Victoria & Abdul (2017) / Drama-Comedy

MPAA Rated: PG-13 for some thematic elements and language
Running Time: 111 min.

Cast: Judi Dench, Ali Fazal, Eddie Izzard, Adeel Akhtar, Paul Higgins, Michael Gambon, Olivia Williams
Director: Stephen Frears
Screenplay: Lee Hall
Review published October 27, 2017

Victoria & Abdul is set in 1887, during the time of Queen Victoria's (Dench, Miss Peregrine's Home for Peculiar Children) Golden Jubilee, a celebration of her fifty years since ascending to the throne.  It is there that she would meet Abdul Karim (Fazal, Furious 7) , which would kick off a friendship that would continue to her death, four years later.  This causes much consternation among the royal court as well as her family, who think Abdul to be a commoner (of a different color, culture, and religion at that) unworthy of being the queen's confidant and munshi (teacher), and do whatever they can to drive a wedge between them. 

Directed by Stephen Frears, who would bring about Academy Award nominations for venerable actresses before in such films as The Queen (which scored an Oscar for Helen Mirren) and Florence Foster Jenkins (which gave Meryl Streep another nomination), Victoria & Abdul continues his further fascination for period films about women in high society who must find a way to upend expectations that they are to know their place in this world and be compliant to the structure that has persisted.  The screenplay is by Billy Elliot's Lee Hall, spinning forth from the 2010 book by journalist Shrabani Basu, entitled, "Victoria & Abdul: The True Story of the Queen's Closest Confidant", as well as from letters of correspondence between the two, and Abdul's own diaries from India.  Some of Queen Victoria's Urdu exercise books housed at Windsor Castle also provide some inspiration for certain scenes within the film.

As with the aforementioned Frears' vehicles starring highly revered actresses, the main delight in seeing Victoria & Abdul comes in watching Dame Judi Dench's commanding performance as Queen Victoria.  It's not her first time in the role, as she played a younger version of the queen in her very first lead film role in John Madden's 1998 effort, Mrs. Brown.  That film also gave Dench her first Oscar nomination, and she's only gotten better since, which means that it may mean another Oscar nod in her future for her performance in this one. 

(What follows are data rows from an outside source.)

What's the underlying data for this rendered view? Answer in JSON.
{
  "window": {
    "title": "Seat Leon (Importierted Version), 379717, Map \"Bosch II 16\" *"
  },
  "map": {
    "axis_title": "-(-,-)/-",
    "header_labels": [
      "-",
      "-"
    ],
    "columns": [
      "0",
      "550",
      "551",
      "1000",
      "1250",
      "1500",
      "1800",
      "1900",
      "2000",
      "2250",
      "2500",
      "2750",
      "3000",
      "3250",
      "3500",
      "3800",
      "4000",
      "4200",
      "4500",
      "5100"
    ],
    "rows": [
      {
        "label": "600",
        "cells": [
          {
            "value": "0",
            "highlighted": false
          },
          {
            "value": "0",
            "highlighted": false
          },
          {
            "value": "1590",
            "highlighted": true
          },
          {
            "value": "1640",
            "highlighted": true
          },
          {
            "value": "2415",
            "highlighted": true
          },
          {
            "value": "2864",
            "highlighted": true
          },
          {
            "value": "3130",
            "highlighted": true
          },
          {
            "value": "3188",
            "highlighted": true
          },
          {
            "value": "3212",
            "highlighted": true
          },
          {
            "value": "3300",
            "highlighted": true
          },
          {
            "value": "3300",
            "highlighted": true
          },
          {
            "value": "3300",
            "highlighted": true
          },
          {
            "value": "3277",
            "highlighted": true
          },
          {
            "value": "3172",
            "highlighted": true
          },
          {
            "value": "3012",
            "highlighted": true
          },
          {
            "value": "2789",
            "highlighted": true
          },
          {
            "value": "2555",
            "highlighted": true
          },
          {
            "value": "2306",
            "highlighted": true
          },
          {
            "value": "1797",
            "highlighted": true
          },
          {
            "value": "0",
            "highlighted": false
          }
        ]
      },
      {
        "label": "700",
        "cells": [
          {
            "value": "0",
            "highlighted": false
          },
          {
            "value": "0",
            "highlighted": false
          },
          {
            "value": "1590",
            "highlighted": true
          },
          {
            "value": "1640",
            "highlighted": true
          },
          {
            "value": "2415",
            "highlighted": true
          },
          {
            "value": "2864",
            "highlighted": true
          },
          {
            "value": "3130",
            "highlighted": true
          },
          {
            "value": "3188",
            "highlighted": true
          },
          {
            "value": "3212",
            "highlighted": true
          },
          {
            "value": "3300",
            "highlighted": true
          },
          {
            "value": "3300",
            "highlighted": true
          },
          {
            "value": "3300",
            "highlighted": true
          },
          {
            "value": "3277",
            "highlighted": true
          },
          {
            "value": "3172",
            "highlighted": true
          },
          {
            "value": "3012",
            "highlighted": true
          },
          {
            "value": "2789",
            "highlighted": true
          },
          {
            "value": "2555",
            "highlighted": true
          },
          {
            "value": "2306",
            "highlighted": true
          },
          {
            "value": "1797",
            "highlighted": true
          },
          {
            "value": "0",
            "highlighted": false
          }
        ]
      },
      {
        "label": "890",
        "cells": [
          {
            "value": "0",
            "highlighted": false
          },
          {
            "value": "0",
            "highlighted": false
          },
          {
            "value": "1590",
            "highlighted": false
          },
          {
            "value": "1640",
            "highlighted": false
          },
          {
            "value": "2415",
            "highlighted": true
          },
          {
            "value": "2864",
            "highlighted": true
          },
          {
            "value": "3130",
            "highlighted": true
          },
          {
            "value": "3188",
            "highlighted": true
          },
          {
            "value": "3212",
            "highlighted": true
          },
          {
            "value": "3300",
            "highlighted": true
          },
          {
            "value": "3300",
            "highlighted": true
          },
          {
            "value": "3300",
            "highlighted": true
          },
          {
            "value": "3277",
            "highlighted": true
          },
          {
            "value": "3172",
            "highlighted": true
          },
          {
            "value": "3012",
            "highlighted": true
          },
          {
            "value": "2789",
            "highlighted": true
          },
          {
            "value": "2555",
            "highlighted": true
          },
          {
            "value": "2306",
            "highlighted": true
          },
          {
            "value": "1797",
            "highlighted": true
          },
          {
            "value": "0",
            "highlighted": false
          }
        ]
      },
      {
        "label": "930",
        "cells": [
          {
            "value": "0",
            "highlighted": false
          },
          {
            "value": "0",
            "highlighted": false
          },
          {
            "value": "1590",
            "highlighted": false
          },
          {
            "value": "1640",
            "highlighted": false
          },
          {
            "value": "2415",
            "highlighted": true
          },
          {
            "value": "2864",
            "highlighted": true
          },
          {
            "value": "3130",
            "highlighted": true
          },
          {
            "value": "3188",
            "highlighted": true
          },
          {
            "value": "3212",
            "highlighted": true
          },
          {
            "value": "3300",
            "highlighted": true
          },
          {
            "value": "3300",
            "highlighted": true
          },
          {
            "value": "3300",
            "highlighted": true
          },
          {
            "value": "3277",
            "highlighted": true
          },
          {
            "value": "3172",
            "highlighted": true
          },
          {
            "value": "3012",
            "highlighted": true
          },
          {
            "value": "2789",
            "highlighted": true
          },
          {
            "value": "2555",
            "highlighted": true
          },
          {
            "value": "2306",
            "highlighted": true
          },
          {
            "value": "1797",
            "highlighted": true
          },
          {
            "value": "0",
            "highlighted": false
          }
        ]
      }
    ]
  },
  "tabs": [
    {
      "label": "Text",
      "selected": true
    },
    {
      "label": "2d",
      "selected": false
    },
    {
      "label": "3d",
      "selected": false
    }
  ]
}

Dench perfectly exhibits a Victoria who, after five whole decades of relative sameness in the schedule of her position, feels a prisoner in her own castle, bored by her royal chores she must perform, and tired of her court and family who fight with one another as to who will earn the most favor.  It's no wonder Victoria finds herself dozing off during all of the pomp and ritual that has surrounded her nearly all of her life.  Dench really shows a lonely woman coming to life in the presence of someone who is nothing like anyone she has met before, fascinated by his looks, demeanor, personal history, knowledge of culture, and inability to comprehend the adherence to customs that has bound her from free will for so very long.  For those moments they share together, Abdul is an outlet to not be queen, at least for a while, and the only feeling of intimacy she has had since the death of her beloved Albert, thirty years prior.

Bollywood star Ali Fazal makes a nice debut as a lead in mainstream Western fare, though his character loses some of his co-starring status once Dench enters the scene and dominates much of the film henceforth.  There are decent performances by a notable supporting cast, but nothing outstanding, as Frears veers toward making them all hit the same notes as calculating connivers and buffoonish bootlickers who want to see Victoria's new friend out of the way so that they can continue to garner her attention and favor.

Although the tone of the film often veers toward comedy, there are underlying themes to the film that have a bit more weight on their mind.  In this time where there appears to be a movement against immigrants, Muslims, and embracing multiculturalism in general, within England, other parts of Europe, as well as the United States, here is a much beloved historical figure who chose to forgo the advice of those around her in order to see person of another race, class, religion and language as worth embracing, even taking the time to try to write in Urdu at this late stage in her life, and to desire to know much more about his culture. 

It's a simple story of friendship, but a subtle call to end the current divisiveness in order to come together in unity, harmony and in valuing each other to become a stronger and better form of people, rather than live in one-sided ignorance and racist attitudes toward giving someone who looks or believes differently any modicum of power to choose their own destiny.

Sending up the absurdity of sustained rituals of the aristocracy and its emphasis on decorum over natural human behavior, Victoria & Abdul finds some choice comedic wrinkles, despite a narrative that feels massaged and contorted in order to please a wider audience.  At its best, its wit shines through, ties to a timely message of embracing differences, and with a few touching moments, especially a nicely portrayed final scene between Victoria and Abdul that will likely draw some Oscar favor.  If only it could have told its story with more thematic layers, eye for authenticity over pandering to please the crowd, and emphasis on characterizations beyond caricature for its supporting cast, perhaps we'd have a film we'd be talking about for Best Picture beyond just accolades for its star.

Qwipster's rating:

2017 Vince Leo